*Task goal*
Return the lines below that contain the word "physical".

Items from a dataset:

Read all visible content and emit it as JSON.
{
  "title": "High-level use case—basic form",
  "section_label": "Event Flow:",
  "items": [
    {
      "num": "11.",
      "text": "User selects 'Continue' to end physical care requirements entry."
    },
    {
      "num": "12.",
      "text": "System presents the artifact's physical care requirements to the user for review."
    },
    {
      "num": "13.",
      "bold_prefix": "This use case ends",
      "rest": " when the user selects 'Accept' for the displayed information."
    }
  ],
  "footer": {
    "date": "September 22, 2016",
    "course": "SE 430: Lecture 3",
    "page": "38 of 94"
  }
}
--
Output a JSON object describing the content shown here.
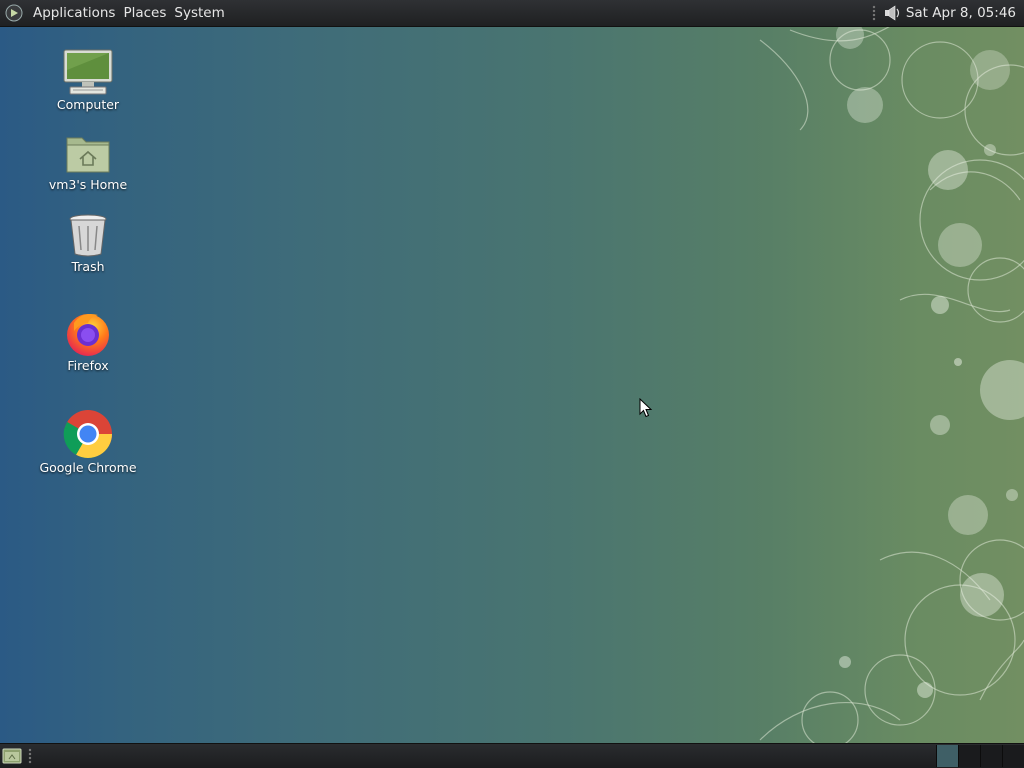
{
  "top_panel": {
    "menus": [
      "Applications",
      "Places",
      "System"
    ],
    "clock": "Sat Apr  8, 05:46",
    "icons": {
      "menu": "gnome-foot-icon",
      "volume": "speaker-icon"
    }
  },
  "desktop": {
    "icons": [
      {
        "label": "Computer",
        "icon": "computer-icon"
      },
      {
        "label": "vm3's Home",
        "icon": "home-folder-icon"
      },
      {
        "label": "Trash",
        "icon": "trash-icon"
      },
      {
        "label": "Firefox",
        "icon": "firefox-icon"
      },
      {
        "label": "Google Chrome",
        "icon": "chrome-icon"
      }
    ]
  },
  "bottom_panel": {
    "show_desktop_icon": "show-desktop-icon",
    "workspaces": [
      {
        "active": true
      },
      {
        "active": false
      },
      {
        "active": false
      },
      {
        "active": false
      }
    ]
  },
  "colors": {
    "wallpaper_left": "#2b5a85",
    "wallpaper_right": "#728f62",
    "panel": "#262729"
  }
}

*Solution to the exercise*
      "text": "User selects 'Continue' to end physical care requirements entry."
      "text": "System presents the artifact's physical care requirements to the user for review."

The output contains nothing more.